**WHAT YOU SHOULD DO**
Your answer must consist of every line from the data below that includes the word "JSON".

**ENTRIES SHOWN**
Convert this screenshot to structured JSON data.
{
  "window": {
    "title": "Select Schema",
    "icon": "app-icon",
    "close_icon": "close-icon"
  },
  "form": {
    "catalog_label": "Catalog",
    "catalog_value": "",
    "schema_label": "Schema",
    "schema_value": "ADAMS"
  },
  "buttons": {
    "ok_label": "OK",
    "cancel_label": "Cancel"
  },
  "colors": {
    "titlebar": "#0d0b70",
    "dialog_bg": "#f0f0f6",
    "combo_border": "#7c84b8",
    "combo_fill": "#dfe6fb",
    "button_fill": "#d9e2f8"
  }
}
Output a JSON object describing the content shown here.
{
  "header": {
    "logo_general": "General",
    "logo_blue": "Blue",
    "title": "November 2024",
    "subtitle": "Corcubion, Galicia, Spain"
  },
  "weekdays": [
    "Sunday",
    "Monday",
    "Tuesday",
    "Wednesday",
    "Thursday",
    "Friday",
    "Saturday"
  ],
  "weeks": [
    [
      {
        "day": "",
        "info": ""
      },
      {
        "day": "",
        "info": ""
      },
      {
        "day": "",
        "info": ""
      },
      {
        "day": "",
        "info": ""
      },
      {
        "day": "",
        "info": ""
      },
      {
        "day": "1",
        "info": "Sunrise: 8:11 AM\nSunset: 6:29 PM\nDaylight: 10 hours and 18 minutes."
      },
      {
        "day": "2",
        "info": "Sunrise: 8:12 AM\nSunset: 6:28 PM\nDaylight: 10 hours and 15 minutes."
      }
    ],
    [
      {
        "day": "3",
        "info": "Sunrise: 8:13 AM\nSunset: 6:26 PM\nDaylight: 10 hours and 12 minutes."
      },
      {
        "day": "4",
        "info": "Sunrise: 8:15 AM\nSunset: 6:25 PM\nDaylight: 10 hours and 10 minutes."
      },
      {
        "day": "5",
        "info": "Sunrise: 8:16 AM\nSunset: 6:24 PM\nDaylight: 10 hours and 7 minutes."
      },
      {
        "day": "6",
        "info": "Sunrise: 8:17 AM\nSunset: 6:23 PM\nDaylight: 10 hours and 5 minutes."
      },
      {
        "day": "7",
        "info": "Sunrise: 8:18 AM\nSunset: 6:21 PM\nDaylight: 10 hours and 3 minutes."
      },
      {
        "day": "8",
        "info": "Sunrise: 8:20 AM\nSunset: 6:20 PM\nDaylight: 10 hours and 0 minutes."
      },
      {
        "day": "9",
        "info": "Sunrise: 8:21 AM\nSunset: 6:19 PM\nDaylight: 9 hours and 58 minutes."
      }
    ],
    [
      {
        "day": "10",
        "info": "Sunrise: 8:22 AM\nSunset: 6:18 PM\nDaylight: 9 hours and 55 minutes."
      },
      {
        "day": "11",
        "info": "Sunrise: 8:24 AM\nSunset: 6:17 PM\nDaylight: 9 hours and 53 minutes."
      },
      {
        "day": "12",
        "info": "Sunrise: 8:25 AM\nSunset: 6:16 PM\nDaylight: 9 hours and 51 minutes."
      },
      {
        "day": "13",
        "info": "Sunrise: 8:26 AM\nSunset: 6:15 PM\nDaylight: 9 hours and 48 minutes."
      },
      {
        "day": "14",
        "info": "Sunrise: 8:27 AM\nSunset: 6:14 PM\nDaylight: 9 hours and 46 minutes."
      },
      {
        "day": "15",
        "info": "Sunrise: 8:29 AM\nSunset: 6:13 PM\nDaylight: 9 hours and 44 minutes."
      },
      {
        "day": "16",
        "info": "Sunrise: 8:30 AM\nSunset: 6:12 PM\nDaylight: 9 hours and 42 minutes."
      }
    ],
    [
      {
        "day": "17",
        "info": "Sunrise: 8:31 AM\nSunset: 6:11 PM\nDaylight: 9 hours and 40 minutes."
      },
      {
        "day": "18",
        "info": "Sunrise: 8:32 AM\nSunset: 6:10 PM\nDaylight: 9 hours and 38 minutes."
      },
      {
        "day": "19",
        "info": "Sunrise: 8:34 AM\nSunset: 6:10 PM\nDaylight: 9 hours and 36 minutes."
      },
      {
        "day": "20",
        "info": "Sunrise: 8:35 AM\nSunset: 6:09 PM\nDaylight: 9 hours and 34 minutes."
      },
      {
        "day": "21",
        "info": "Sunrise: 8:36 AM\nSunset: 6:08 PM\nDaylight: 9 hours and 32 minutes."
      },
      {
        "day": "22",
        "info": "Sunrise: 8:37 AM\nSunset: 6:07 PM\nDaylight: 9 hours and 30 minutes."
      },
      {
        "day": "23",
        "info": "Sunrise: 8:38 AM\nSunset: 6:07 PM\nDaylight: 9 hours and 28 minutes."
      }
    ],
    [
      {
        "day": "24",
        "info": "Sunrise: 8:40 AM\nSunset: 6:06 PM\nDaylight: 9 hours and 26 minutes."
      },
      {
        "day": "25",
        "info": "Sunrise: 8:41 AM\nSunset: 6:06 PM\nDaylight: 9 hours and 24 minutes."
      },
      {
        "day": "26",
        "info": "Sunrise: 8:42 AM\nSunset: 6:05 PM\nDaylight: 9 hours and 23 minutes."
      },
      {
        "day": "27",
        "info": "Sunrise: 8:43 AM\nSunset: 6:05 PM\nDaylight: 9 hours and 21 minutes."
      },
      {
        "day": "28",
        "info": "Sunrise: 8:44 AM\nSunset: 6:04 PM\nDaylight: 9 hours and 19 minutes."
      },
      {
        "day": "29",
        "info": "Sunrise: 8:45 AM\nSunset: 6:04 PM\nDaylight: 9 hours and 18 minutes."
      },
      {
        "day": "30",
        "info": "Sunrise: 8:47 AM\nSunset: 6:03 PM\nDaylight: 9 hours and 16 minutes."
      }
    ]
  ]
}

**RESPONSE TO THE EXERCISE**
Convert this screenshot to structured JSON data.
Output a JSON object describing the content shown here.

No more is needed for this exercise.